4. I have never seen anything in the Bible which suggests that libertarian principles are not compatible with Christianity.

If readers believe that I am wrong, then I invite them to point out my errors.

10 comments:

indigomyth said...

I broadly concur. However, out of curiosity, why do you not agree with the principle of self-ownership?

Stuart said...

Excellent, just what I have been waiting for. I'm going to cross post this one.

indigomyth said...

//...directly defend that freedom.//

The inclusion of the word "directly" is critical, I think, because it denies pre-emptive action against people who have not threatened, or even planned to use, violence. So, for example, having someone high on heroine may be an indirect threat to my safety (they may go mental and hit me), however, until I am directly threatened, I should not aggress.

Young Mr. Brown said...

"However, out of curiosity, why do you not agree with the principle of self-ownership?"

Biblical principle.

The Apostle Paul tells Christians "You are not your own, for you were bought with a price." (I Corinthians 6:19-20)(The price he refers to is the death of Christ).

In fact, one could argue from the Bible that God owns everyone and everything, by virtue of being our creator: "The earth is the LORD's, and everything in it,
the world, and all who live in it.
" (Psalm 24:1)

I guess it really depends on how one defines "self-ownership", but as a Christian, the idea that I own myself doesn't sound right.

Young Mr. Brown said...

Thanks, Stuart.

I appreciate your kind words about this blog.

indigomyth said...

YMB,
//Biblical principle.//

Fair enough.


//In fact, one could argue from the Bible that God owns everyone and everything, by virtue of being our creator://

I am not a theologian, however, would that not mean that Ford still owned my car, even though I paid money for it?

I suppose there is no equivalent with God is there? A way to buy yourself back off of God

Young Mr. Brown said...

Indigomyth,

You are quite correct.

You can buy your car from Ford, because you gave them your money.

But you cannot buy yourself off of God, because the money (or whatever) that you consider to be yours actually belongs to him, too.

Stewart Cowan said...

I feel bad about not contributing, although I have been thinking about this. To be honest, I don't know. Hope you find my honesty refreshing!

Personally, I prefer society to be constructed out of Christian values and so certain things, like abortion and homosexual behaviour, would be taboo.

Young Mr. Brown said...

Hi Stewart,

Yes, I find your honesty very refreshing. And there are (of course) times when I don't really have anything to say, and hence say nothing.

"Personally, I prefer society to be constructed out of Christian values and so certain things, like abortion and homosexual behaviour, would be taboo."

There are many things that a Christian would prefer that people didn't do. But can all of them be made illegal? I doubt that many people really believe they can.

Young Mr. Brown said...

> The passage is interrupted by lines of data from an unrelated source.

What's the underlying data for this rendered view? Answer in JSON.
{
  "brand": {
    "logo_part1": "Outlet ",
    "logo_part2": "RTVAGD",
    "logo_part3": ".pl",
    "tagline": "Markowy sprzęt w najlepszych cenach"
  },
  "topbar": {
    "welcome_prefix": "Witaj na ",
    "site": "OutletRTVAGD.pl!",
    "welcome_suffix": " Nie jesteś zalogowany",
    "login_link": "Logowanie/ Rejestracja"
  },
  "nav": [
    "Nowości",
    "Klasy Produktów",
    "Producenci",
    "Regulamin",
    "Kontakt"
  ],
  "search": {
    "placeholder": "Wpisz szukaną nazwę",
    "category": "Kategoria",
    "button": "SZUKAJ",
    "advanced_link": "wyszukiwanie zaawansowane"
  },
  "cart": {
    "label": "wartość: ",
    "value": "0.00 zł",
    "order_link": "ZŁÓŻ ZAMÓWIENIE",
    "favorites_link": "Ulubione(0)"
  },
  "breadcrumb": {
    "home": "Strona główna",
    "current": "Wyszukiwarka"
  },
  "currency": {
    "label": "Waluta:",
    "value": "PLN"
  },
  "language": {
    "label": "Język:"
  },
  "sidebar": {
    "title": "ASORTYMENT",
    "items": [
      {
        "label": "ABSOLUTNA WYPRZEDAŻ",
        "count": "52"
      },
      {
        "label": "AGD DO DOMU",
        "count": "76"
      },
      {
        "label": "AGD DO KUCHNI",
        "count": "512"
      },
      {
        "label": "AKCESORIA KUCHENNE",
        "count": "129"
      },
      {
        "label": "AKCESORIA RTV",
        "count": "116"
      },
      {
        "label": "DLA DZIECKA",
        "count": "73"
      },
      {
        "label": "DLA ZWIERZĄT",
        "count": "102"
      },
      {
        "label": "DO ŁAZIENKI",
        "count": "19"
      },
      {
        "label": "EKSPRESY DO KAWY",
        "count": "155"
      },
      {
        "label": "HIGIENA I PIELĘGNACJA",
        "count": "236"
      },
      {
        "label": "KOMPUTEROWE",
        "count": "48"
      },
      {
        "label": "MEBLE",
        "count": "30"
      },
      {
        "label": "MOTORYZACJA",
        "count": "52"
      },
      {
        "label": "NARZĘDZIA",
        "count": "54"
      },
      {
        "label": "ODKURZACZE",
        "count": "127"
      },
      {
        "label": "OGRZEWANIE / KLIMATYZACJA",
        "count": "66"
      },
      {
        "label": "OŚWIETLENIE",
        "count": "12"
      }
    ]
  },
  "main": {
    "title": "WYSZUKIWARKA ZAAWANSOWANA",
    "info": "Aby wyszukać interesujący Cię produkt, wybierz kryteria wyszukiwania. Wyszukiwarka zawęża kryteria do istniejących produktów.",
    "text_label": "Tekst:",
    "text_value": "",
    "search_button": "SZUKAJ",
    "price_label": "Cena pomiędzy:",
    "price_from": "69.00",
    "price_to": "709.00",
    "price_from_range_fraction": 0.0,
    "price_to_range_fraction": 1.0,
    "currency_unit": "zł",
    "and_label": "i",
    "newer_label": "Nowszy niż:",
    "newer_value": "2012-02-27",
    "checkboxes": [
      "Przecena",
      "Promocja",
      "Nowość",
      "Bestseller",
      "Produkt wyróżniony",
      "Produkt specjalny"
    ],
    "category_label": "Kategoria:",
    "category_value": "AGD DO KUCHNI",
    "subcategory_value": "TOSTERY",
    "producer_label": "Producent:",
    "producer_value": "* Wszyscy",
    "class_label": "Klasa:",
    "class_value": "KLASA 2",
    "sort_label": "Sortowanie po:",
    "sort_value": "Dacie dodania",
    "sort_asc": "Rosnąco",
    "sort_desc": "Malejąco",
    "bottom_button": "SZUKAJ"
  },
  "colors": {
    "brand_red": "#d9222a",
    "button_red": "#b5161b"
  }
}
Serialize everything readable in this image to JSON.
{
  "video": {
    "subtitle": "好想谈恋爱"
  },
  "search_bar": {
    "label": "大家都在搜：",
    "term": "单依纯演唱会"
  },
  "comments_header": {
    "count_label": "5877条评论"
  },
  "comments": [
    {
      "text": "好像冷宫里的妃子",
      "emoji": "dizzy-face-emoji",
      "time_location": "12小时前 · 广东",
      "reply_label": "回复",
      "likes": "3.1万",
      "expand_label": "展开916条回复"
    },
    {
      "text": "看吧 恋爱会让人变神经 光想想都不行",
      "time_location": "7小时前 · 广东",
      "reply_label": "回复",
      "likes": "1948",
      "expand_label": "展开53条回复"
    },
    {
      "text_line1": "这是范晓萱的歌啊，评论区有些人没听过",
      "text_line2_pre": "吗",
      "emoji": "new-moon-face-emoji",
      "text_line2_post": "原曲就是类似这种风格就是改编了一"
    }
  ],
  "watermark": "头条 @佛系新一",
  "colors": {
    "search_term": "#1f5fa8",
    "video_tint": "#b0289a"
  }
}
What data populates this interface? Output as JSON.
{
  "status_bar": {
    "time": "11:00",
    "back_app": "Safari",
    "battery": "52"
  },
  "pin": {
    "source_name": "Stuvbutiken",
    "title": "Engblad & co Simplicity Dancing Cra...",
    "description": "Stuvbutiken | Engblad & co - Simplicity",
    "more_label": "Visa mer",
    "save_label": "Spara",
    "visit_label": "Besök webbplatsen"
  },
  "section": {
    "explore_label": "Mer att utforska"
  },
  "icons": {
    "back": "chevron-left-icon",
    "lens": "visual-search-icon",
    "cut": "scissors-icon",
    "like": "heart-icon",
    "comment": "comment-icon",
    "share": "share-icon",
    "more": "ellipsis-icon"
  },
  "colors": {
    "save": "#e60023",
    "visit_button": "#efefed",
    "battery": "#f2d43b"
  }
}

Oh, and by the way, abortion and homosexual behaviour are very different issues. While libertarians are unanimous in believing that homosexual behaviour should be legal, many libertarians believe that abortion is an act of aggression against an unborn child, and hence should be illegal.